Collection entries:
----

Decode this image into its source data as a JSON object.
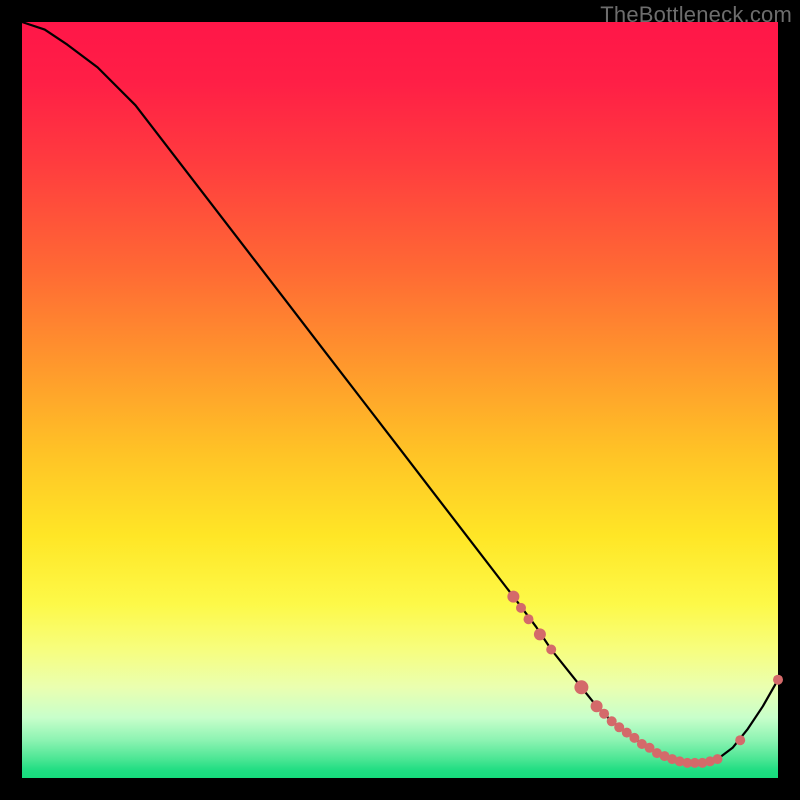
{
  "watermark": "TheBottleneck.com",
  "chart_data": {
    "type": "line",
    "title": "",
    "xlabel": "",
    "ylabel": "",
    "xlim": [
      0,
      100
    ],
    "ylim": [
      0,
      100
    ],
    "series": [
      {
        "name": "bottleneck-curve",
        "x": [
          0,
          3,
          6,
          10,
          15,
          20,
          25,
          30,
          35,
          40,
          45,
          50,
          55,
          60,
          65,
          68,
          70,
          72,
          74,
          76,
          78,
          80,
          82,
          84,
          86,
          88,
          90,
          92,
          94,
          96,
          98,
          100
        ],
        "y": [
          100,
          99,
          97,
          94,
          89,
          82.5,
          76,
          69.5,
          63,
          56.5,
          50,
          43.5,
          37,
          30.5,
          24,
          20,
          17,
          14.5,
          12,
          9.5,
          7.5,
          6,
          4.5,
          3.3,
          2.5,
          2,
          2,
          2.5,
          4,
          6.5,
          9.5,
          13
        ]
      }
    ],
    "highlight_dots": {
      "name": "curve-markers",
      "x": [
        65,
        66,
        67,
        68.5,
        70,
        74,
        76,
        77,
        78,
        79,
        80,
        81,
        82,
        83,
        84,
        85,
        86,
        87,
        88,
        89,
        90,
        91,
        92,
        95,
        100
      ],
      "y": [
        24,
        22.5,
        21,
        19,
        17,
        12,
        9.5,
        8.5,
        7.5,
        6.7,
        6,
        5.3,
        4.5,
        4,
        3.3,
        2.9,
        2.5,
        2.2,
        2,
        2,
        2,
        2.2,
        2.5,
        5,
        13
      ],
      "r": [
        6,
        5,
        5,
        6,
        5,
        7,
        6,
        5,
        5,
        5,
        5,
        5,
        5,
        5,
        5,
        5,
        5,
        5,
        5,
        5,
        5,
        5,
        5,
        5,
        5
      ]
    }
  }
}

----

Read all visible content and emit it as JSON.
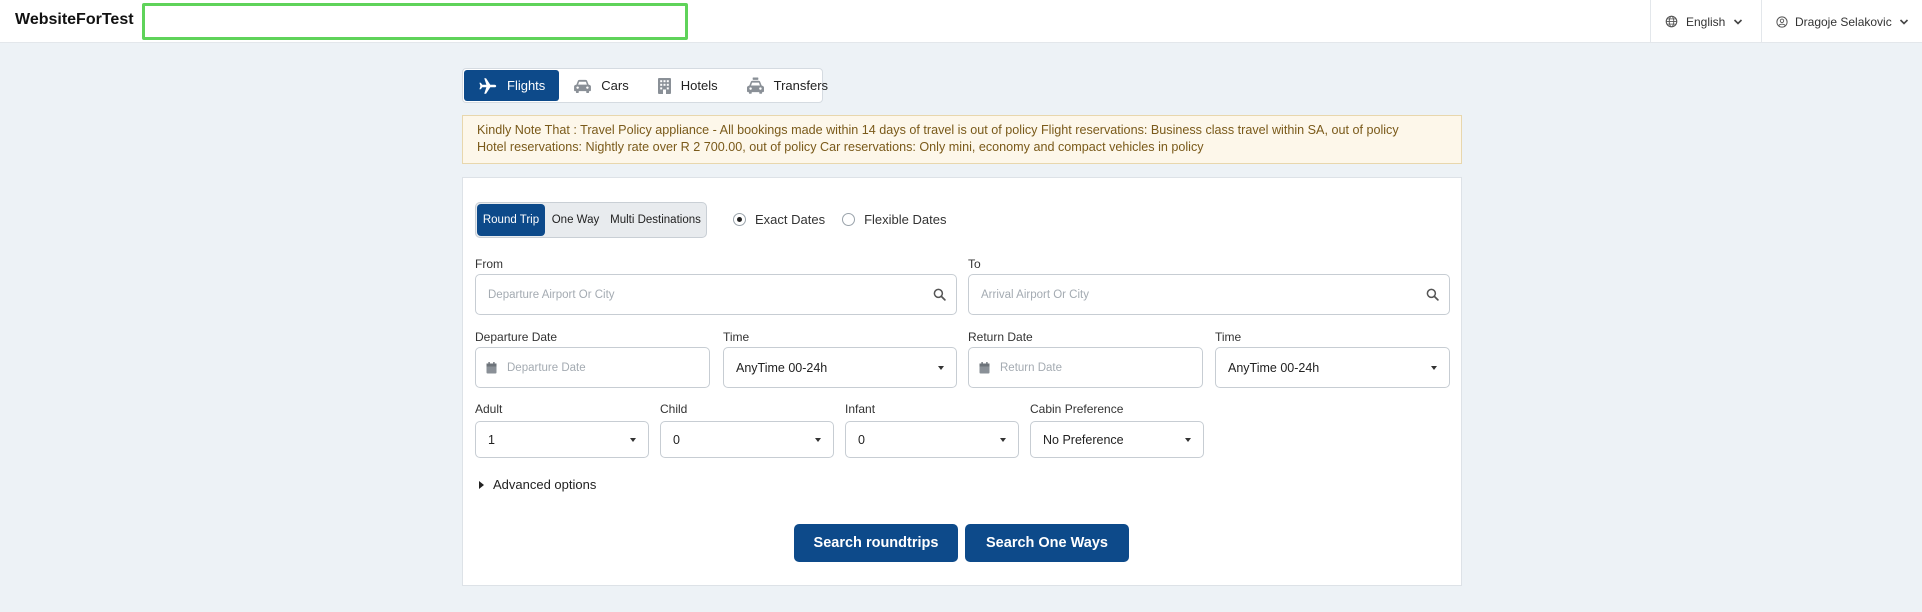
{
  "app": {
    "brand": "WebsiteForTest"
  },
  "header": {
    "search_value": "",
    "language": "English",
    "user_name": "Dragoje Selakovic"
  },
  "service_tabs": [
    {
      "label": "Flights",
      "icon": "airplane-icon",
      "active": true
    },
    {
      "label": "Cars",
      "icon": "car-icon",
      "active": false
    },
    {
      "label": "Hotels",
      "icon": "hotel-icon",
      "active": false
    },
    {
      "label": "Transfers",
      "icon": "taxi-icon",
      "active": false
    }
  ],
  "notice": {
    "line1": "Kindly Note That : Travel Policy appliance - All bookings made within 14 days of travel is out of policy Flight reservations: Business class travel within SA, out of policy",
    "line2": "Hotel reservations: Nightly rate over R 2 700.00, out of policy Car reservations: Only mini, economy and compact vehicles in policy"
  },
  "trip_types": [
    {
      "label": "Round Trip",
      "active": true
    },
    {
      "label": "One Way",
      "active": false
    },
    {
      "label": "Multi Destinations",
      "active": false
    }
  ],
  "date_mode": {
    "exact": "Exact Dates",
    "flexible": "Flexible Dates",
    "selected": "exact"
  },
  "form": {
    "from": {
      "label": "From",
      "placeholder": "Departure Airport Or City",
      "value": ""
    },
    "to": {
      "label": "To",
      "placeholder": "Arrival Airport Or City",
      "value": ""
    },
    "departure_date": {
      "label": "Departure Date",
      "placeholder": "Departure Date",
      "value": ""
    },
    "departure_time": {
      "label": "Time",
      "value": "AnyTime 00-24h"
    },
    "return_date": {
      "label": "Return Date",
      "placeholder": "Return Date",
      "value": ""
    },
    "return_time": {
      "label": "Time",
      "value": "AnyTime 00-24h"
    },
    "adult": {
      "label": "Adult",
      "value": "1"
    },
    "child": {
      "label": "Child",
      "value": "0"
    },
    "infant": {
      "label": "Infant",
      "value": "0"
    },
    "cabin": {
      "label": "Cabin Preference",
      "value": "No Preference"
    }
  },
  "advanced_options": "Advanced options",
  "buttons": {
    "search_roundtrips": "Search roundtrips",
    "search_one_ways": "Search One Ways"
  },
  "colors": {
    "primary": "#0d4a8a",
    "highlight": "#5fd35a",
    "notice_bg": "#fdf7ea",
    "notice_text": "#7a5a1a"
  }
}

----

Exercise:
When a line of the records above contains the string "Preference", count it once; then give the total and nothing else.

Response:
2